Toledo angler Coy Walters with a big bass caught on Stanley’s LSU-colored Vibrashaft spinnerbait. (Special to the American Press)
Last Modified: Wednesday, October 02, 2013 10:44 AM
This is no doubt my favorite season of the year to fish as water and air temperatures cool down. The fish are hungry and the lake is not overcrowded. However, there may be a slight increase in fishermen from what is the norm for late September and early October.
I have some theories as to why that might be happening, but nothing scientific.
One possibility is the difficulty of hunters finding good hunting leases that are affordable for the average sportsman. The cost of hunting leases have gone through the roof the past 10 years and I know those who have not renewed their leases. I feel some of these may have increased the days they spend on the lake instead hunting.
Not only is freshwater fishing excellent in the fall, but area saltwater inlands like Big Lake and Sabine Lake produce outstanding fishing.
Whatever your outdoor passion, October is about as good as it gets.
Due to recent rains, the lake is up slightly (3-4 inches) to 167.6 feet with both generators shut down early this week, but they have generated a couple of hours on select days.
Water temps continue to fall and early this week stood at 77-78 degrees. The Bend is in good shape with stained water conditions up north, midlake mostly clear and south Toledo is clear.
Rising water has covered some of the grass, but there are still huge amounts of exposed hydrilla and pepper grass.

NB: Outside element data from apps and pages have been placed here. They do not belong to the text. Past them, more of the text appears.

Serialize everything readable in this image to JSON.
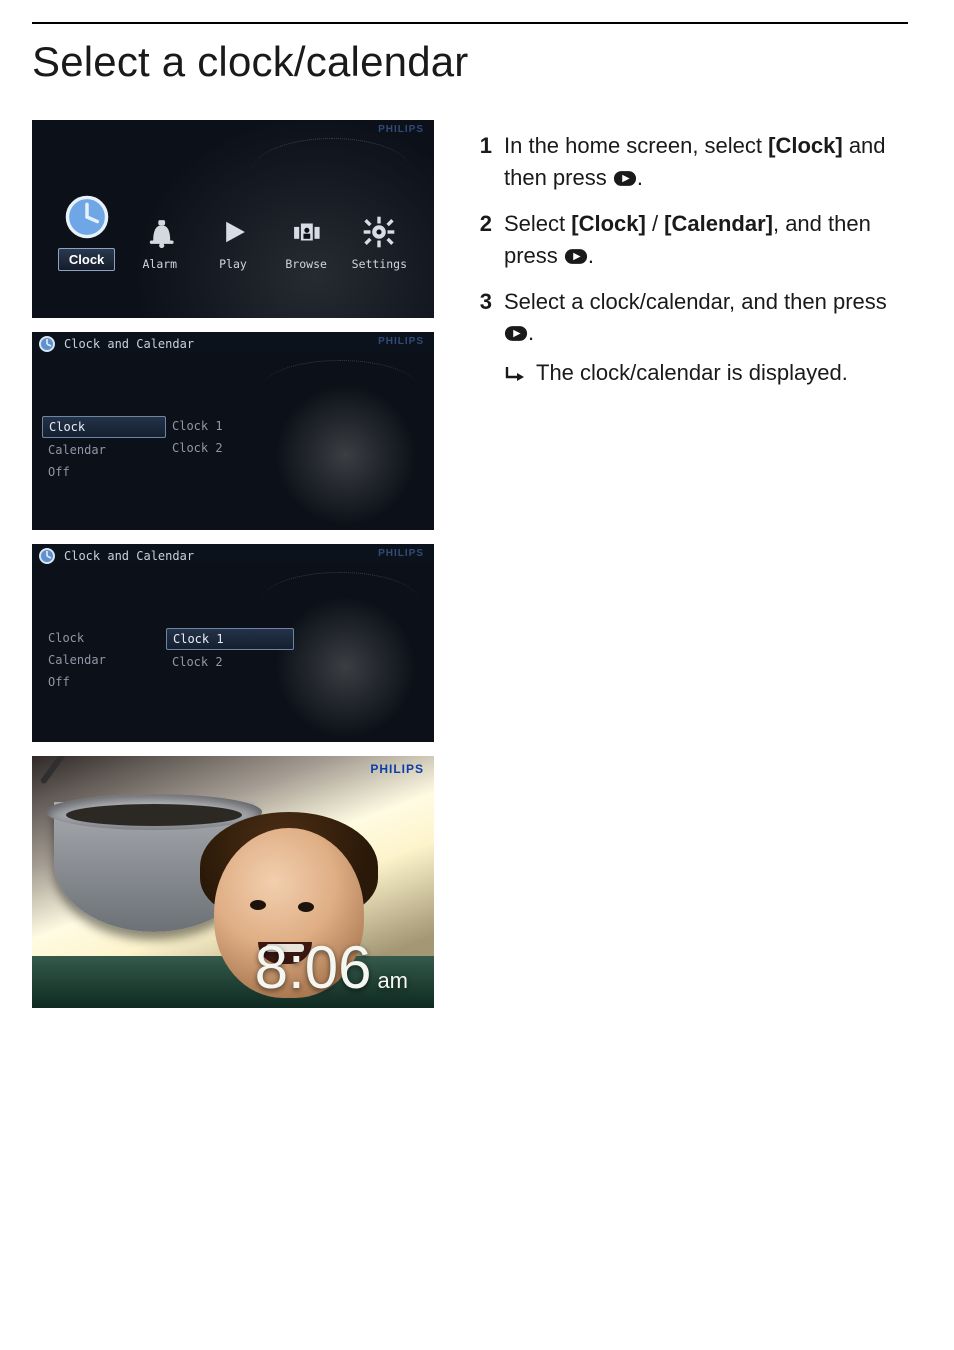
{
  "title": "Select a clock/calendar",
  "home_menu": {
    "items": [
      {
        "label": "Clock",
        "icon": "clock",
        "selected": true
      },
      {
        "label": "Alarm",
        "icon": "alarm",
        "selected": false
      },
      {
        "label": "Play",
        "icon": "play",
        "selected": false
      },
      {
        "label": "Browse",
        "icon": "browse",
        "selected": false
      },
      {
        "label": "Settings",
        "icon": "settings",
        "selected": false
      }
    ],
    "brand": "PHILIPS"
  },
  "menu_screens": [
    {
      "header": "Clock and Calendar",
      "brand": "PHILIPS",
      "left_col": [
        {
          "label": "Clock",
          "selected": true
        },
        {
          "label": "Calendar",
          "selected": false
        },
        {
          "label": "Off",
          "selected": false
        }
      ],
      "right_col": [
        {
          "label": "Clock 1",
          "selected": false
        },
        {
          "label": "Clock 2",
          "selected": false
        }
      ]
    },
    {
      "header": "Clock and Calendar",
      "brand": "PHILIPS",
      "left_col": [
        {
          "label": "Clock",
          "selected": false
        },
        {
          "label": "Calendar",
          "selected": false
        },
        {
          "label": "Off",
          "selected": false
        }
      ],
      "right_col": [
        {
          "label": "Clock 1",
          "selected": true
        },
        {
          "label": "Clock 2",
          "selected": false
        }
      ]
    }
  ],
  "photo_panel": {
    "brand": "PHILIPS",
    "time": "8:06",
    "ampm": "am"
  },
  "steps": [
    {
      "num": "1",
      "parts": [
        {
          "t": "In the home screen, select "
        },
        {
          "t": "[Clock]",
          "bold": true
        },
        {
          "t": " and then press "
        },
        {
          "icon": "play-button"
        },
        {
          "t": "."
        }
      ]
    },
    {
      "num": "2",
      "parts": [
        {
          "t": "Select "
        },
        {
          "t": "[Clock]",
          "bold": true
        },
        {
          "t": " / "
        },
        {
          "t": "[Calendar]",
          "bold": true
        },
        {
          "t": ", and then press "
        },
        {
          "icon": "play-button"
        },
        {
          "t": "."
        }
      ]
    },
    {
      "num": "3",
      "parts": [
        {
          "t": "Select a clock/calendar, and then press "
        },
        {
          "icon": "play-button"
        },
        {
          "t": "."
        }
      ],
      "result": "The clock/calendar is displayed."
    }
  ]
}
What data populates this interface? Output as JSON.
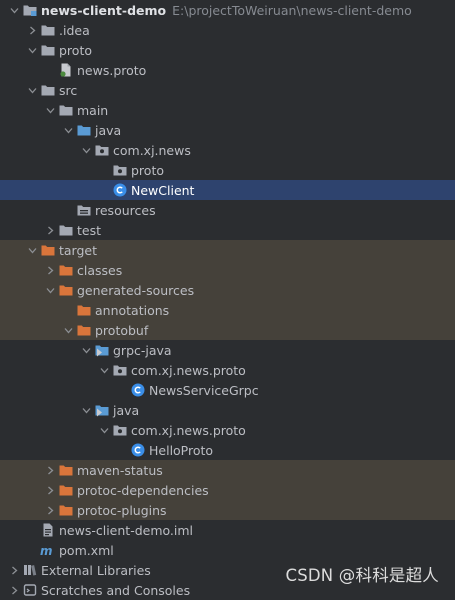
{
  "project_tree": [
    {
      "name": "news-client-demo",
      "path": "E:\\projectToWeiruan\\news-client-demo",
      "icon": "module-folder",
      "depth": 0,
      "expanded": true,
      "bold": true
    },
    {
      "name": ".idea",
      "icon": "folder",
      "depth": 1,
      "expanded": false
    },
    {
      "name": "proto",
      "icon": "folder",
      "depth": 1,
      "expanded": true
    },
    {
      "name": "news.proto",
      "icon": "proto-file",
      "depth": 2,
      "leaf": true
    },
    {
      "name": "src",
      "icon": "folder",
      "depth": 1,
      "expanded": true
    },
    {
      "name": "main",
      "icon": "folder",
      "depth": 2,
      "expanded": true
    },
    {
      "name": "java",
      "icon": "source-folder",
      "depth": 3,
      "expanded": true
    },
    {
      "name": "com.xj.news",
      "icon": "package",
      "depth": 4,
      "expanded": true
    },
    {
      "name": "proto",
      "icon": "package",
      "depth": 5,
      "leaf": true
    },
    {
      "name": "NewClient",
      "icon": "class",
      "depth": 5,
      "leaf": true,
      "selected": true
    },
    {
      "name": "resources",
      "icon": "resources-folder",
      "depth": 3,
      "leaf": true
    },
    {
      "name": "test",
      "icon": "folder",
      "depth": 2,
      "expanded": false
    },
    {
      "name": "target",
      "icon": "excluded-folder",
      "depth": 1,
      "expanded": true,
      "highlight": true
    },
    {
      "name": "classes",
      "icon": "excluded-folder",
      "depth": 2,
      "expanded": false,
      "highlight": true
    },
    {
      "name": "generated-sources",
      "icon": "excluded-folder",
      "depth": 2,
      "expanded": true,
      "highlight": true
    },
    {
      "name": "annotations",
      "icon": "excluded-folder",
      "depth": 3,
      "leaf": true,
      "highlight": true
    },
    {
      "name": "protobuf",
      "icon": "excluded-folder",
      "depth": 3,
      "expanded": true,
      "highlight": true
    },
    {
      "name": "grpc-java",
      "icon": "generated-source-folder",
      "depth": 4,
      "expanded": true
    },
    {
      "name": "com.xj.news.proto",
      "icon": "package",
      "depth": 5,
      "expanded": true
    },
    {
      "name": "NewsServiceGrpc",
      "icon": "class",
      "depth": 6,
      "leaf": true
    },
    {
      "name": "java",
      "icon": "generated-source-folder",
      "depth": 4,
      "expanded": true
    },
    {
      "name": "com.xj.news.proto",
      "icon": "package",
      "depth": 5,
      "expanded": true
    },
    {
      "name": "HelloProto",
      "icon": "class",
      "depth": 6,
      "leaf": true
    },
    {
      "name": "maven-status",
      "icon": "excluded-folder",
      "depth": 2,
      "expanded": false,
      "highlight": true
    },
    {
      "name": "protoc-dependencies",
      "icon": "excluded-folder",
      "depth": 2,
      "expanded": false,
      "highlight": true
    },
    {
      "name": "protoc-plugins",
      "icon": "excluded-folder",
      "depth": 2,
      "expanded": false,
      "highlight": true
    },
    {
      "name": "news-client-demo.iml",
      "icon": "iml-file",
      "depth": 1,
      "leaf": true
    },
    {
      "name": "pom.xml",
      "icon": "maven-file",
      "depth": 1,
      "leaf": true
    },
    {
      "name": "External Libraries",
      "icon": "libraries",
      "depth": 0,
      "expanded": false
    },
    {
      "name": "Scratches and Consoles",
      "icon": "scratches",
      "depth": 0,
      "expanded": false
    }
  ],
  "colors": {
    "background": "#2b2d30",
    "selection": "#2e436e",
    "excluded_highlight": "#45413a",
    "folder": "#a4a9b3",
    "source_folder": "#5a9bd4",
    "excluded_folder": "#d9753b",
    "class_icon": "#3a8ee8"
  },
  "watermark": "CSDN @科科是超人"
}
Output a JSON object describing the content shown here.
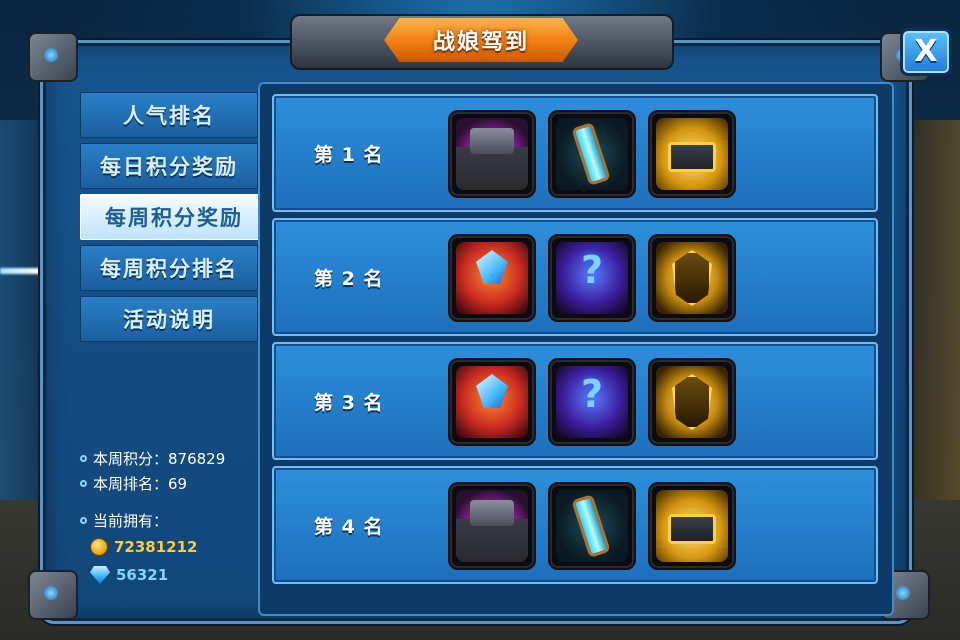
{
  "title": "战娘驾到",
  "close_label": "X",
  "tabs": [
    {
      "label": "人气排名",
      "active": false
    },
    {
      "label": "每日积分奖励",
      "active": false
    },
    {
      "label": "每周积分奖励",
      "active": true
    },
    {
      "label": "每周积分排名",
      "active": false
    },
    {
      "label": "活动说明",
      "active": false
    }
  ],
  "info": {
    "weekly_points": "本周积分：876829",
    "weekly_rank": "本周排名：69",
    "owned_label": "当前拥有：",
    "gold": "72381212",
    "diamonds": "56321"
  },
  "rewards": [
    {
      "rank": "第 1 名",
      "items": [
        "purple-crate",
        "energy-tube",
        "gold-chest"
      ]
    },
    {
      "rank": "第 2 名",
      "items": [
        "crystal-box",
        "mystery-box",
        "gold-armor"
      ]
    },
    {
      "rank": "第 3 名",
      "items": [
        "crystal-box",
        "mystery-box",
        "gold-armor"
      ]
    },
    {
      "rank": "第 4 名",
      "items": [
        "purple-crate",
        "energy-tube",
        "gold-chest"
      ]
    }
  ],
  "colors": {
    "panel_blue": "#1d6fba",
    "title_orange": "#f07d12",
    "active_tab": "#bde3fb",
    "gold_text": "#ffcc33",
    "gem_text": "#7fd6ff"
  }
}
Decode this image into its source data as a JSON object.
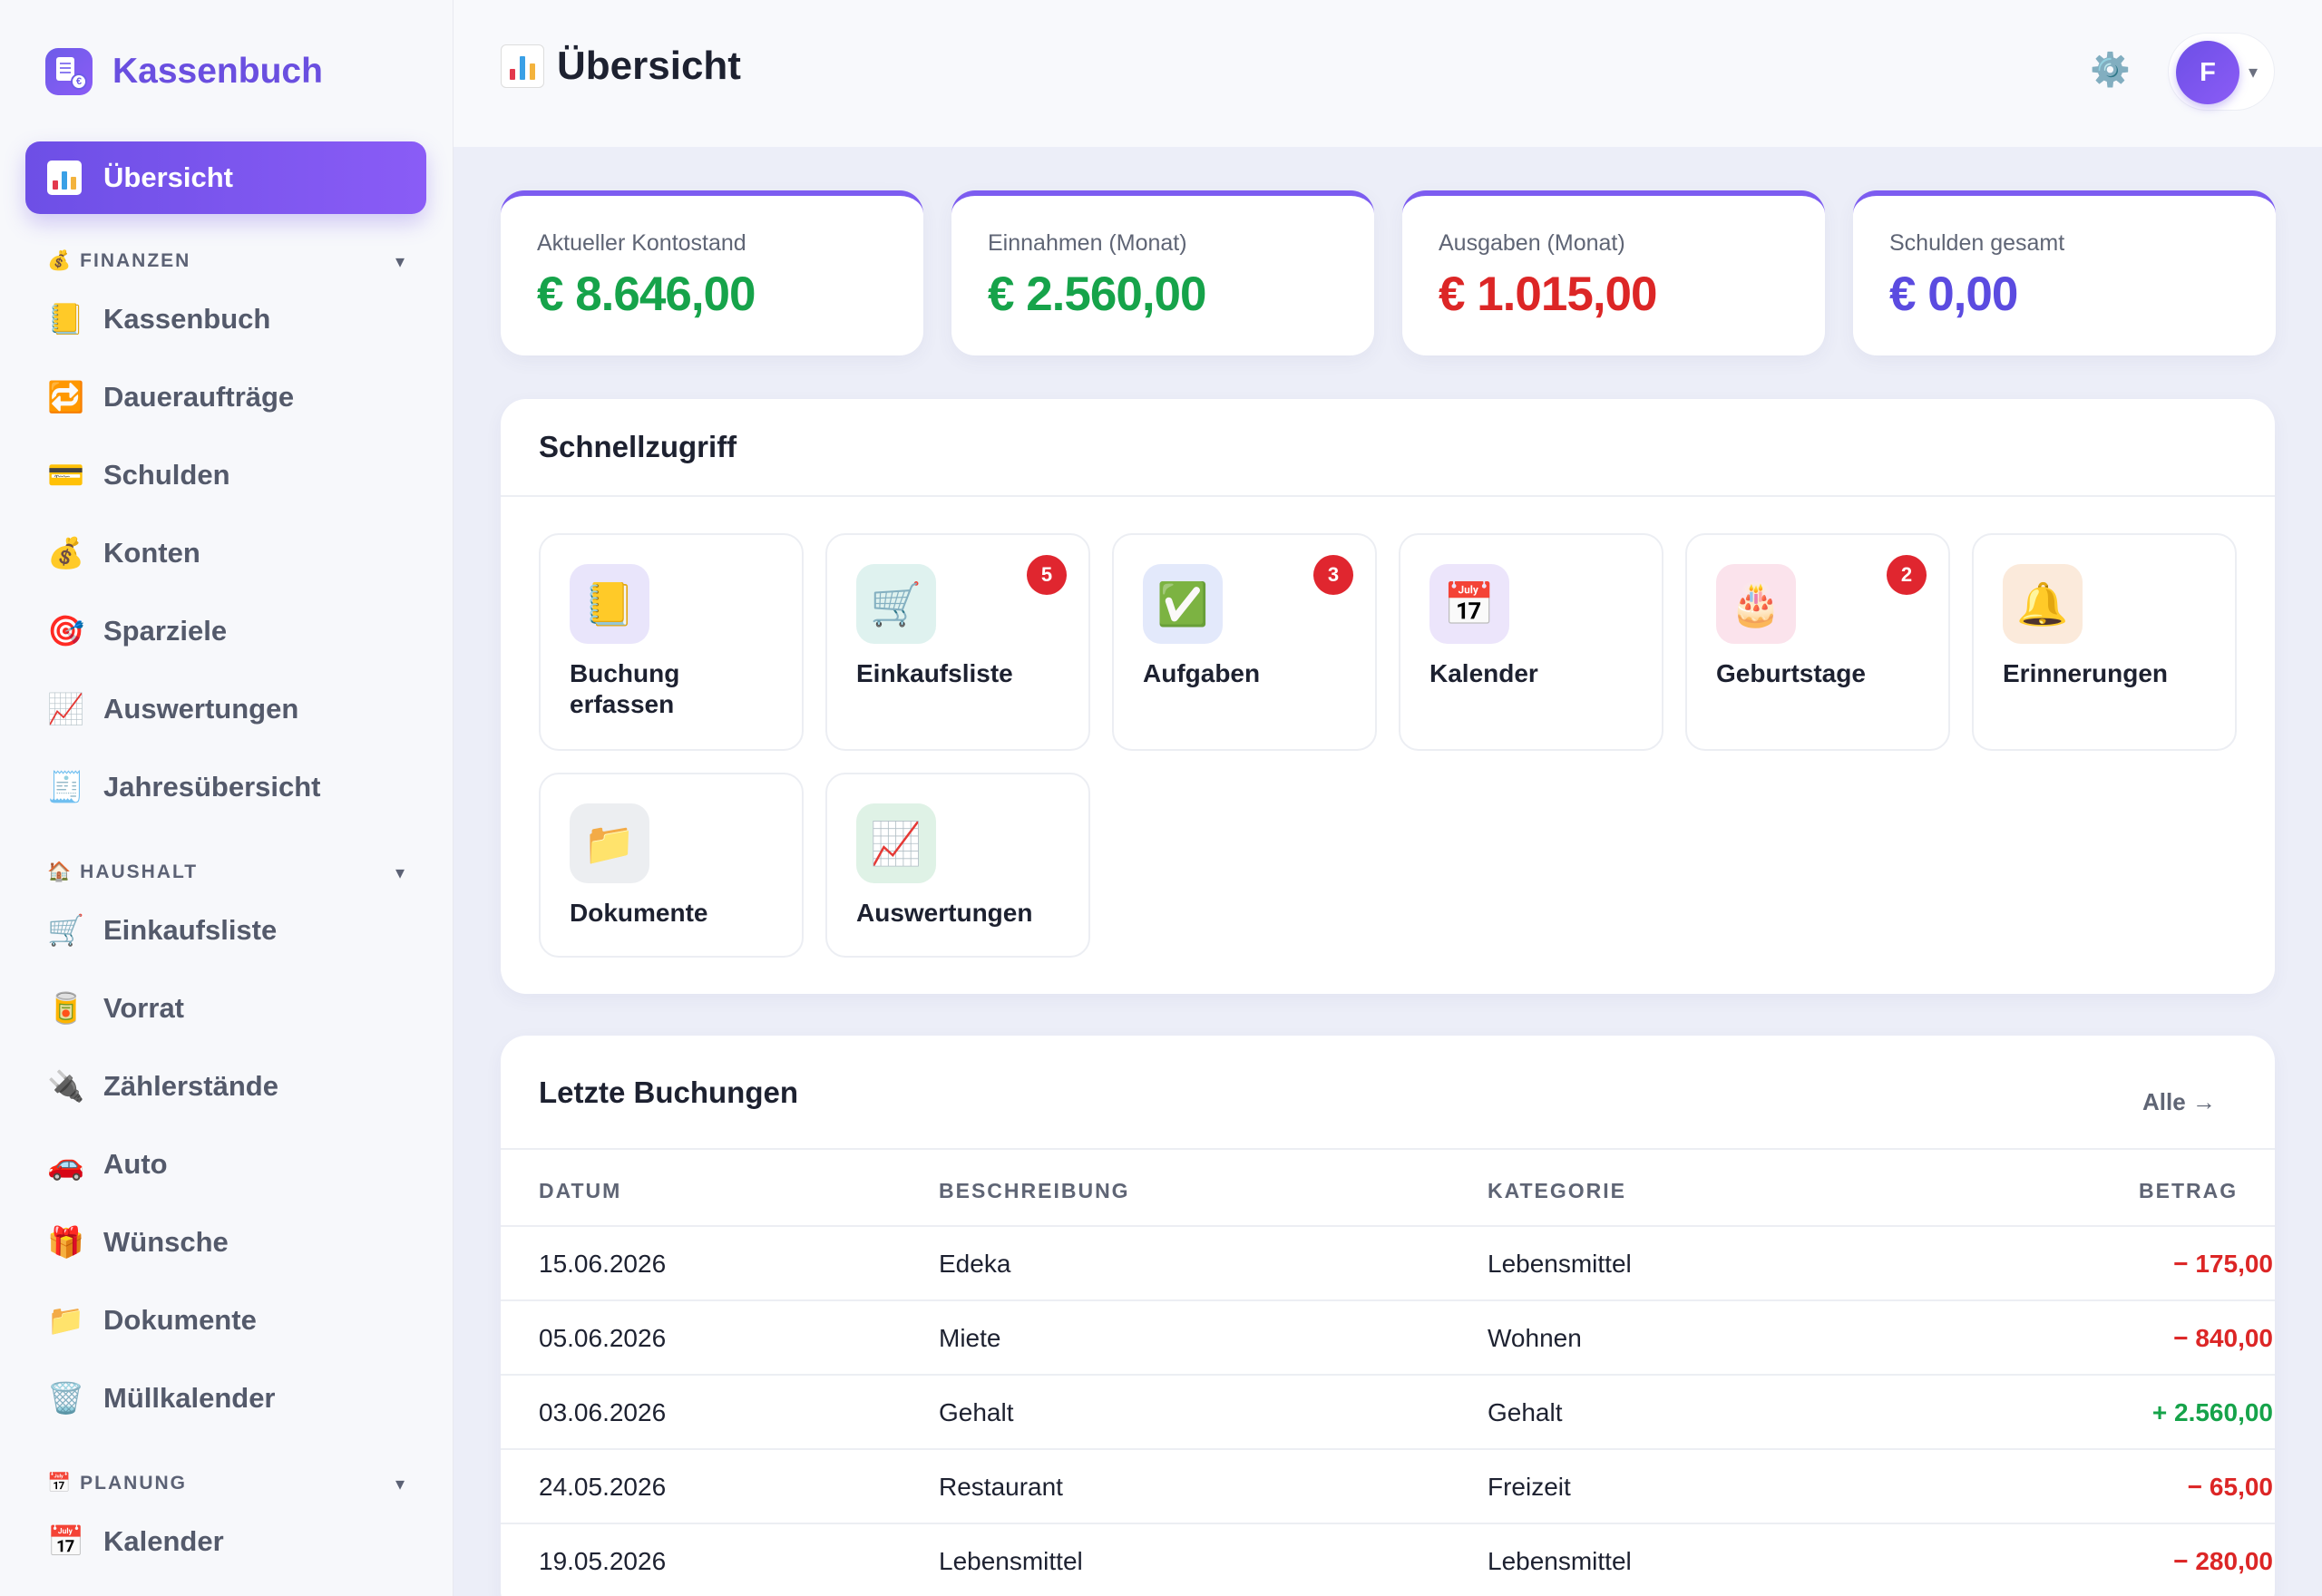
{
  "brand": {
    "name": "Kassenbuch",
    "logo_icon": "cashbook-logo-icon",
    "logo_glyph": "€"
  },
  "sidebar": {
    "active_item": {
      "label": "Übersicht",
      "icon": "bar-chart-icon"
    },
    "sections": [
      {
        "title": "FINANZEN",
        "icon": "💰",
        "chevron": "▾",
        "items": [
          {
            "label": "Kassenbuch",
            "icon": "📒"
          },
          {
            "label": "Daueraufträge",
            "icon": "🔁"
          },
          {
            "label": "Schulden",
            "icon": "💳"
          },
          {
            "label": "Konten",
            "icon": "💰"
          },
          {
            "label": "Sparziele",
            "icon": "🎯"
          },
          {
            "label": "Auswertungen",
            "icon": "📈"
          },
          {
            "label": "Jahresübersicht",
            "icon": "🧾"
          }
        ]
      },
      {
        "title": "HAUSHALT",
        "icon": "🏠",
        "chevron": "▾",
        "items": [
          {
            "label": "Einkaufsliste",
            "icon": "🛒"
          },
          {
            "label": "Vorrat",
            "icon": "🥫"
          },
          {
            "label": "Zählerstände",
            "icon": "🔌"
          },
          {
            "label": "Auto",
            "icon": "🚗"
          },
          {
            "label": "Wünsche",
            "icon": "🎁"
          },
          {
            "label": "Dokumente",
            "icon": "📁"
          },
          {
            "label": "Müllkalender",
            "icon": "🗑️"
          }
        ]
      },
      {
        "title": "PLANUNG",
        "icon": "📅",
        "chevron": "▾",
        "items": [
          {
            "label": "Kalender",
            "icon": "📅"
          }
        ]
      }
    ]
  },
  "header": {
    "title": "Übersicht",
    "settings_icon": "⚙️",
    "avatar_initial": "F",
    "caret": "▾"
  },
  "stats": [
    {
      "label": "Aktueller Kontostand",
      "value": "€ 8.646,00",
      "color": "#16a34a"
    },
    {
      "label": "Einnahmen (Monat)",
      "value": "€ 2.560,00",
      "color": "#16a34a"
    },
    {
      "label": "Ausgaben (Monat)",
      "value": "€ 1.015,00",
      "color": "#dc2626"
    },
    {
      "label": "Schulden gesamt",
      "value": "€ 0,00",
      "color": "#5b4be0"
    }
  ],
  "quick_access": {
    "title": "Schnellzugriff",
    "tiles": [
      {
        "label": "Buchung erfassen",
        "icon": "📒",
        "bg": "#e9e5fb",
        "badge": ""
      },
      {
        "label": "Einkaufsliste",
        "icon": "🛒",
        "bg": "#dff2ef",
        "badge": "5"
      },
      {
        "label": "Aufgaben",
        "icon": "✅",
        "bg": "#e3e9fb",
        "badge": "3"
      },
      {
        "label": "Kalender",
        "icon": "📅",
        "bg": "#ece5fb",
        "badge": ""
      },
      {
        "label": "Geburtstage",
        "icon": "🎂",
        "bg": "#fbe3ec",
        "badge": "2"
      },
      {
        "label": "Erinnerungen",
        "icon": "🔔",
        "bg": "#fbeadb",
        "badge": ""
      },
      {
        "label": "Dokumente",
        "icon": "📁",
        "bg": "#eceef1",
        "badge": ""
      },
      {
        "label": "Auswertungen",
        "icon": "📈",
        "bg": "#dff2e6",
        "badge": ""
      }
    ]
  },
  "recent": {
    "title": "Letzte Buchungen",
    "all_link": "Alle →",
    "columns": [
      "DATUM",
      "BESCHREIBUNG",
      "KATEGORIE",
      "BETRAG"
    ],
    "rows": [
      {
        "date": "15.06.2026",
        "desc": "Edeka",
        "cat": "Lebensmittel",
        "amount": "− 175,00",
        "sign": "neg"
      },
      {
        "date": "05.06.2026",
        "desc": "Miete",
        "cat": "Wohnen",
        "amount": "− 840,00",
        "sign": "neg"
      },
      {
        "date": "03.06.2026",
        "desc": "Gehalt",
        "cat": "Gehalt",
        "amount": "+ 2.560,00",
        "sign": "pos"
      },
      {
        "date": "24.05.2026",
        "desc": "Restaurant",
        "cat": "Freizeit",
        "amount": "− 65,00",
        "sign": "neg"
      },
      {
        "date": "19.05.2026",
        "desc": "Lebensmittel",
        "cat": "Lebensmittel",
        "amount": "− 280,00",
        "sign": "neg"
      }
    ]
  }
}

BASS: No doubt that cooler weather and dropping water temperatures have triggered more active feeding from the bass population on my favorite fishing hole. The spinnerbait pattern is one pattern that has definitely been improving with slightly higher water levels and lower water temperatures.
The slight increase in water levels give the bass additional openings and areas in the grass where they can feed and still be in cover where they feel more secure. These conditions also have a tendency to move more baitfish into the edge of vegetation. A spinnerbait is ideal for fishing this habitat because it can be worked over the top of grass as well as through the grass without getting fouled.
For this situation, my choice is Stanley’s Vibrashaft with double willowleaf blades. Willowleaf blades seem to come through the grass better than Colorado or Indiana blades. I am also using their hand-painted versions of this bait with my two favorites being Royal Shad (LSU) No. 321 and chartreuse, blue and white No. 323. This series also has extra long skirts. We are working this bait several ways depending on how the bass react, but for the most part we are running it pretty fast.
Another productive pattern is flipping the outside edge of the grass with jigs and soft plastics with medium and large worms the best for quality bass.
Fellow angler George Jeane Jr. of Evans was able to cull some of his tournament bass by flipping this past weekend in Fort Polk’s Fall Bassmaster Classic. The Fort Polk Bassmasters Club sponsors a spring and fall classic and is a quality event that is fished by numerous area anglers.
Jeane finished fourth with between 17 and 18 pounds. Winning weight was in the 23- to 24-pound neighborhood. We were not able to find out the winning pattern.
The weightless soft plastic is also on the increase as more bass move shallow. Berkley’s Havoc Grass Pig (5 inch), Berkley Jerk Shad, Senko and Fluke are all great soft plastics to rig Texas weightless and crawl through the grass. In addition, a wacky rig is also becoming more successful by working it on the outside edge of the grass in 10-16 feet. Havoc Bottom Hoppers and Senkos are excellent wacky worm choices. I suggest from 8- to 12-pound test Berkley Trilene 100 percent fluorocarbon to work the wacky while a second choice is Big Game 10- and 12-pound test.
Topwater patterns and small-to-medium crankbaits are another worthy pattern to use. Topwater patterns at first and last light using Pop R, Chug Bug, Pro Pop and Yellow Magic on grassy points are catching bass. Crankbaits on windy, grassy points are scoring with Baby Ns and Deep Little Ns.
Stay ready for schooling activity, especially in the back of large creeks and halfway back in major coves. Look for baitfish as you must have plenty of shad to find good populations of bass.
CRAPPIE/YELLOW BASS: We haven’t heard of a lot of crappie or white perch activity even from crappie guides. However, we have heard of several crappie caught at night off some of the deep piers in south Toledo.
These are lighted, baited docks and are in 18-22 feet. Small live shiners have been the best bait. However, crappie should start showing up in mass in baited brush piles everywhere as cooler water temps settle in.
Yellow bass have been in good numbers most of the summer and continue to be along creeks and anywhere there is plenty of shad and deep water. Spoons, tailspinners and medium crank baits are good choices for yellows.
Joe Joslin is a syndicated outdoor columnist, tournament angler and pro guide on Toledo Bend and Sam Rayburn. His column appears Thursdays. Contact him at 463-3848 or email@example.com or visit www.joejoslinoutdoors.com